• [Problem to solve]: Across all the entries, how many lines hold "marketing"? Answer with that number and nothing else.

===== Data for analysis

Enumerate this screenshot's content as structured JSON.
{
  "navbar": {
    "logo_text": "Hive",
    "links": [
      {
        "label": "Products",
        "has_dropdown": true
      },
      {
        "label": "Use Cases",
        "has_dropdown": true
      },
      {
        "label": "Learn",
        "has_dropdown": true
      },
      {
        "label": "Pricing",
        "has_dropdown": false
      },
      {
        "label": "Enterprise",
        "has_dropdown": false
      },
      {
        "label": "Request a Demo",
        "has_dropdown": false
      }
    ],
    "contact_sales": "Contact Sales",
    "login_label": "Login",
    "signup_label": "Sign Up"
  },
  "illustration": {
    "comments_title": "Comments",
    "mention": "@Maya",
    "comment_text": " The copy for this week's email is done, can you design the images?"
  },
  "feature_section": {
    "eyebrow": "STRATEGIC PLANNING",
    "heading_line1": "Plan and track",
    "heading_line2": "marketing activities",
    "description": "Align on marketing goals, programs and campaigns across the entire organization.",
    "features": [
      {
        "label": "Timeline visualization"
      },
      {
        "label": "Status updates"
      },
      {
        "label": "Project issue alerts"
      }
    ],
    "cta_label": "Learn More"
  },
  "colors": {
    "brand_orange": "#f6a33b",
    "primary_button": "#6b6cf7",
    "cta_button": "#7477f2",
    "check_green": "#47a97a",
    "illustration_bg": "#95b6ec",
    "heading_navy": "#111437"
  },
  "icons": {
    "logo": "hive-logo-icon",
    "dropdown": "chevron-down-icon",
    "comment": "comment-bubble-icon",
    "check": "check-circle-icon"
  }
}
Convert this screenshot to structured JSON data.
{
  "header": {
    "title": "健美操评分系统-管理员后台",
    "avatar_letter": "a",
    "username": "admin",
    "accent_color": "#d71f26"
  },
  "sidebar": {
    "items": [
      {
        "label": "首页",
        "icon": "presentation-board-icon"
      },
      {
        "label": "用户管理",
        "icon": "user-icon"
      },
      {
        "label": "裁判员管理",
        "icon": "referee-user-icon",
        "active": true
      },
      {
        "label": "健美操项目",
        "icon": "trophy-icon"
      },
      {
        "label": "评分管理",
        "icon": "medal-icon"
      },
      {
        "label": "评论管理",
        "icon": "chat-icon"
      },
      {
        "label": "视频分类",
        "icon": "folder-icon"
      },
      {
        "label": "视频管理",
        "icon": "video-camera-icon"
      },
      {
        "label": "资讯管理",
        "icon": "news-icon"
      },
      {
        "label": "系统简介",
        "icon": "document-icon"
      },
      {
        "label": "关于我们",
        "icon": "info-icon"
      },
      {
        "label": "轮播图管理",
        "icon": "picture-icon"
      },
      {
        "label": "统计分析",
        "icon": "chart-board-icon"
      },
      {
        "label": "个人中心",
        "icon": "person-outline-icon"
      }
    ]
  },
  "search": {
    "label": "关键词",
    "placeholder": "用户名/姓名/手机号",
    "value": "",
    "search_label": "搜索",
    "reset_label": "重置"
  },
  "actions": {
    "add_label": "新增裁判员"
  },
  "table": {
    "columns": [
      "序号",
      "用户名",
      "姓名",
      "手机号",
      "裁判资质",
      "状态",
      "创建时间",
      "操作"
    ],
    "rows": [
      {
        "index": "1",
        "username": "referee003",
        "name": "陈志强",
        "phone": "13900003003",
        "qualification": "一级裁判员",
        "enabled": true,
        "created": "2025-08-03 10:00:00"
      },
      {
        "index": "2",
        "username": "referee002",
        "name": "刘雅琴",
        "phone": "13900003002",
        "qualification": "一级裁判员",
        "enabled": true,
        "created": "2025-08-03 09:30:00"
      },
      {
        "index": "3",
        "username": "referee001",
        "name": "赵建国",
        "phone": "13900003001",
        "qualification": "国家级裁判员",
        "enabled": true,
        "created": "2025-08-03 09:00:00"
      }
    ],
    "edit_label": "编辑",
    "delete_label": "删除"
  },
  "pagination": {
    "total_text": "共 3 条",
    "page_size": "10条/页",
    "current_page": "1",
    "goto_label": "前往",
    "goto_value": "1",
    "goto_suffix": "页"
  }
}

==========

• [Response]: 2